Article published on March 6, 2006
Article published on March 6, 2006

This article has not been vetted by an editor at Paris HQ

What is the difference between melting pot and multiculturalism? How can we manage this diversity in Europe?

How was multiculturalism born?

The melting pot is at the origins of multiculturalism. It is considered to be the historic foundation of American integration policy, and represents society as a giant pestle and mortar, where cultural origins and differences were crushed and blended. Many saw the melting pot as the model to follow for all multi-ethnic societies. But after a time, the blend started to go bad. This is when multiculturalism imposed itself as the new recipe for western societies, looking for effective and painless solutions to get out of the cultural impasse represented by the small-minded attitude to culture. The uniform dish has given way to a colourful mixed salad where ingredients live together, each one keeping its own unique taste.

How can you define it?

Multiculturalism is a political strategy for managing interethnic relations, based on the value and respect of differences in customs, culture, religion or ethnicity. Multiculturalism came to the fore in the 1980s, and was progressively implemented in the United States then in Europe, but its roots go back to the 1960s. At that time, problems of ‘difference’ started to emerge in western societies, further propelled by the rejection in the late sixties of traditional culture and consequences of decolonisation. The escalating phenomena of migration and globalisation put an end to the culture of the unique in favour of a real culture of differences.

What is the main significance of the concept of multiculturalism in intellectual debate?

For the American historian, Francis Fukuyama, ‘good multiculturalism’ is a kind of “corporate multiculturalism”. It is based on spreading identical consumer habits across different lifestyles of various social, ethnic and cultural groups. Italian political scientist, Giovanni Sartori, is not of this opinion. For him, by definition multiculturalism is ‘bad’ as it builds a society based on separate identities, creating ghettos. Sartori proposes the ‘European model of pluralism and tolerance’ as an alternative, presented as the ‘correct management of diversity’.

What is the European Union doing to improve the integration of immigrants?
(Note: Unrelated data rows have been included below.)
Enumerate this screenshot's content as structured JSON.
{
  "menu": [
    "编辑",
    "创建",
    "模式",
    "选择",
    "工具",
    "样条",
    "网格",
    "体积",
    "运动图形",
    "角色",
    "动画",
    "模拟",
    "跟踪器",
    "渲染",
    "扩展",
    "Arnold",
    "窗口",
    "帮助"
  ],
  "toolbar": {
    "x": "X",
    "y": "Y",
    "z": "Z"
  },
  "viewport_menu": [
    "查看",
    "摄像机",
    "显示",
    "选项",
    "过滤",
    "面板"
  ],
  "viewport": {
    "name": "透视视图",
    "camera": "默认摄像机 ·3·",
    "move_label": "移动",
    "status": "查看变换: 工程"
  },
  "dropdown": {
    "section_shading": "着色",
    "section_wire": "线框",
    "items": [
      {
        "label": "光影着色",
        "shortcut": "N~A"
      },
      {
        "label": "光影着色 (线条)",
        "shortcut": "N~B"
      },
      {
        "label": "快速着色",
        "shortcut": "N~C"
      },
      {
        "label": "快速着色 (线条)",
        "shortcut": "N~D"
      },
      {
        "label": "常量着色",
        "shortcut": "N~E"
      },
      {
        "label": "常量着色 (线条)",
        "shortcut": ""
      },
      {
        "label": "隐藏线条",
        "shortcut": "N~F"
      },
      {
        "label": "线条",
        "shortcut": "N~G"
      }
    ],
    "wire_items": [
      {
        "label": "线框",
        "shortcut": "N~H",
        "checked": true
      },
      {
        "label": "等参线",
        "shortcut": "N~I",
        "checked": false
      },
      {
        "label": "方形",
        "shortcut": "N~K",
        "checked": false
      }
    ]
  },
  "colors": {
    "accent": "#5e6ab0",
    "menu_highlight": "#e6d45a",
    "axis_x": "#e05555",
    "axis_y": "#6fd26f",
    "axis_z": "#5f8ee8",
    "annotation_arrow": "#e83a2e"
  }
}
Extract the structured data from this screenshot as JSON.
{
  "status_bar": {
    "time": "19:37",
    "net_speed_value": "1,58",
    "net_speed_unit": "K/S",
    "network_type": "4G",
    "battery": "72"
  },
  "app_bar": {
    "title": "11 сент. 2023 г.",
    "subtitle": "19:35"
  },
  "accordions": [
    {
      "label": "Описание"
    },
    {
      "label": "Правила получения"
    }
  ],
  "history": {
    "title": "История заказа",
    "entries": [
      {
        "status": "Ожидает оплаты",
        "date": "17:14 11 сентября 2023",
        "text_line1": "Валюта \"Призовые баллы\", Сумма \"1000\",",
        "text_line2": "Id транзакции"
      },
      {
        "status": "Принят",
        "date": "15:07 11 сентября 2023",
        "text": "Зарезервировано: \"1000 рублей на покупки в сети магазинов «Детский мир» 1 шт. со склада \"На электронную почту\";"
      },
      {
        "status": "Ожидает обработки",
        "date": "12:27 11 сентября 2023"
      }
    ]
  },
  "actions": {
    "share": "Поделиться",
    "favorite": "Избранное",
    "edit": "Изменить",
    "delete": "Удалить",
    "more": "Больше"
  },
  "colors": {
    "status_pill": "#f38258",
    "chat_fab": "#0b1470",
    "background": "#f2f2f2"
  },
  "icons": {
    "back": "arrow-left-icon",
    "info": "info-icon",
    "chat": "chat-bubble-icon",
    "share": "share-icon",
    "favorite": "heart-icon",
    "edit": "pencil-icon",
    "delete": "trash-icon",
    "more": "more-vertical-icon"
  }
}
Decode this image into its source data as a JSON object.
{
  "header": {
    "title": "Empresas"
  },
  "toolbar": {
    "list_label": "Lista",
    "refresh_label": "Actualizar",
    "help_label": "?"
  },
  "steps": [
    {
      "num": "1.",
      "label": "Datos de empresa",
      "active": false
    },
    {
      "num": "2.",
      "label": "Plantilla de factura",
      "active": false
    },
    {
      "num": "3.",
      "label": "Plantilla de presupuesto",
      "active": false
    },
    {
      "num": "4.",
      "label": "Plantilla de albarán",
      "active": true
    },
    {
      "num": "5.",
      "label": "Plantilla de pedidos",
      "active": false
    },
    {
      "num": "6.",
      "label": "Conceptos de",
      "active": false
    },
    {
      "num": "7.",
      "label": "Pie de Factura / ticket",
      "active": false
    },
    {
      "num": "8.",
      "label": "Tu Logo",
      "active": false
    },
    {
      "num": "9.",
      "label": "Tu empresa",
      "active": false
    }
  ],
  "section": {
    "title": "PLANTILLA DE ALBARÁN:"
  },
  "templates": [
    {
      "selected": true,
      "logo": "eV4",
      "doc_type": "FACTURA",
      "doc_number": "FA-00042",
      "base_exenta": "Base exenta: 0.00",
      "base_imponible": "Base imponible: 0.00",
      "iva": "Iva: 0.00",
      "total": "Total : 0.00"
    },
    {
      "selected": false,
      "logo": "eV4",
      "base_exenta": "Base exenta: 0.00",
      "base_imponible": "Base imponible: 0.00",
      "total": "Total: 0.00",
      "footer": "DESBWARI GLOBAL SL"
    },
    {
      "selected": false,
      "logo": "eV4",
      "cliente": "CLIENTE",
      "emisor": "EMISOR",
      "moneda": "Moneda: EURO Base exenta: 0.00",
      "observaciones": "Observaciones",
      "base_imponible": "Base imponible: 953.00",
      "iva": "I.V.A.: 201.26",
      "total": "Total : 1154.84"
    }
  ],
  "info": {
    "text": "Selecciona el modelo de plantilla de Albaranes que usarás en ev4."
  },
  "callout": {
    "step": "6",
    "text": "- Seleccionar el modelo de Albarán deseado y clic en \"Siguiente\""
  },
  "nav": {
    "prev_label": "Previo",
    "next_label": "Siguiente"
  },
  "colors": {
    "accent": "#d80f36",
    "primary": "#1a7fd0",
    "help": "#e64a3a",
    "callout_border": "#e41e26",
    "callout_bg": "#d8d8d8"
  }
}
The EU programme ‘integration of third country nationals’ finances and promotes integration initiatives targeting those who are not members of the EU25. This project aims to encourage dialogue in civil society, develop integration models, and spread and highlight the best initiatives regarding integration. The EU member states have contributed 5 million euros for this project. At the same time, the EU has collated an ‘integration manual’ which explains government and public authority practices in Europe, in the areas of training, political participation and inter-religious dialogue. The manual, presented at the end of 2004, underlines the necessity to include unions, foreigner associations and employers.

What are the European integration models?

Europe switches between two models, the French ‘assimilation’ model, and the Anglo-Saxon ‘multicultural’ one. Both are going through a crisis. The first one practices integration based on trade; there is an exchange of citizenship for religious discretion (for example, in France, the Muslim veil is prohibited in schools). British multicultural policy gives freedom to minorities in the form of ‘collective rights’ to allow a harmonious coexistence between different ethnic and religious groups inside a liberal and tolerant political society.

How have they failed? In France, many second and third generation French people refuse the old-style republican assimilation method. This trend is proven, among other things, by the riots in French suburbs last November or the protests against the 2004 law banning the Muslim veil. In Britain, many Muslim groups do not feel represented by state laws, creating hostile and isolated minorities. British public opinion could be summed up by a phrase from the chair of the Commission for Racial Equality, Trevor Philips, “multiculturalism does not mean that everyone can do as they want in the name of their culture.”